● INSTRUCTIONS FOR THE TASK
Of the entries below, copy only those lines that contain the word "Ismétlődő".
╭──
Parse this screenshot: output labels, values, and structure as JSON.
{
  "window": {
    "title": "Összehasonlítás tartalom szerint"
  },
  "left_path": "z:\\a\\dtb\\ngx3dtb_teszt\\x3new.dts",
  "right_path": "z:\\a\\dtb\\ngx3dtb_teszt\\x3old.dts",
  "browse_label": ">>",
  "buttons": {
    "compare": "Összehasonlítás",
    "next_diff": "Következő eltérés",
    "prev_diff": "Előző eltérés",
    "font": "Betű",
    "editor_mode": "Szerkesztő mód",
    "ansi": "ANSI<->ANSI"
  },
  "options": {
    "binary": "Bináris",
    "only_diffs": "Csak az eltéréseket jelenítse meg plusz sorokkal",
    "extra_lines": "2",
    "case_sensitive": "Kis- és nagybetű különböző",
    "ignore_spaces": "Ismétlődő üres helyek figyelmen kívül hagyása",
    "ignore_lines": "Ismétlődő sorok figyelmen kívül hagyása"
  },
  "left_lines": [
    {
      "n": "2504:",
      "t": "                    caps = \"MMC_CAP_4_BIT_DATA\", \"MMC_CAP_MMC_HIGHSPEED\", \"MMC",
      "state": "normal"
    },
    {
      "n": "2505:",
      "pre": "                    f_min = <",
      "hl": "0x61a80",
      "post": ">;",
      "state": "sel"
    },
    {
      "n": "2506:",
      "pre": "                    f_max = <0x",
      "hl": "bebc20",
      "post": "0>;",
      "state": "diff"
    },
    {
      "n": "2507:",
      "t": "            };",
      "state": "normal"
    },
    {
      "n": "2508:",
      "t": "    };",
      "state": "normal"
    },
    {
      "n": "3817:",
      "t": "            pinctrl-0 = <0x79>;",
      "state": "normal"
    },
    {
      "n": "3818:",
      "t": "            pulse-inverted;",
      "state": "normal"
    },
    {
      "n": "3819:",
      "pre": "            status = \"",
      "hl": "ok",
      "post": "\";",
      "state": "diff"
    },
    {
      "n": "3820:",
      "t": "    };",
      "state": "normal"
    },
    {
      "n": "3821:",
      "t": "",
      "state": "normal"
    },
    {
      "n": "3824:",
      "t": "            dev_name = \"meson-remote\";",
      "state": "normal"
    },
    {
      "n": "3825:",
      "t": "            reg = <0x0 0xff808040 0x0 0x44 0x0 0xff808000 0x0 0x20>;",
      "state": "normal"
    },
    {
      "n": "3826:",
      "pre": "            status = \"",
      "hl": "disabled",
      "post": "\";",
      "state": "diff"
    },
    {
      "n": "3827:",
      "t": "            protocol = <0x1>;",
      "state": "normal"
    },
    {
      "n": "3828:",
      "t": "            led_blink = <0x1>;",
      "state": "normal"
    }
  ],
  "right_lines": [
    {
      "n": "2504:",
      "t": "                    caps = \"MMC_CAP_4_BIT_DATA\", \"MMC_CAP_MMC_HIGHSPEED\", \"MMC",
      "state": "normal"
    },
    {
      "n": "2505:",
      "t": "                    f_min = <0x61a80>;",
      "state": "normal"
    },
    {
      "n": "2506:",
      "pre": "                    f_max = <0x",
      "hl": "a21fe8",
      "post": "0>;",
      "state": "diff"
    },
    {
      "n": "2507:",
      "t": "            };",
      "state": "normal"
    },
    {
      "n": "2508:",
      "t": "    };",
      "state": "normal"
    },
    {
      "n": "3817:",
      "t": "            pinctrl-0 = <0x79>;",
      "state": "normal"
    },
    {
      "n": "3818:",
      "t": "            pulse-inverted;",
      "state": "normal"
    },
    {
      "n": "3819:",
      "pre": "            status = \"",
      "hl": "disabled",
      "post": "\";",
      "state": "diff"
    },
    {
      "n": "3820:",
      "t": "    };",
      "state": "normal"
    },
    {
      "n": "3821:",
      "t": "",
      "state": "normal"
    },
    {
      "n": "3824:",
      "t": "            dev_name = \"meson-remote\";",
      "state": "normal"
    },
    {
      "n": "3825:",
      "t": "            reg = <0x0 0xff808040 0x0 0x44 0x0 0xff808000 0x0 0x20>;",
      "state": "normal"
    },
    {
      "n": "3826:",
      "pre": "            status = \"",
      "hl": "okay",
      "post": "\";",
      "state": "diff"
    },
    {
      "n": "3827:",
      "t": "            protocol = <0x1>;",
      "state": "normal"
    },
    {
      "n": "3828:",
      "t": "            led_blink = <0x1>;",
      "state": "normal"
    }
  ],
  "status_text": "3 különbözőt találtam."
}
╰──
● SOLUTION TO THIS PROBLEM
    "ignore_spaces": "Ismétlődő üres helyek figyelmen kívül hagyása",
    "ignore_lines": "Ismétlődő sorok figyelmen kívül hagyása"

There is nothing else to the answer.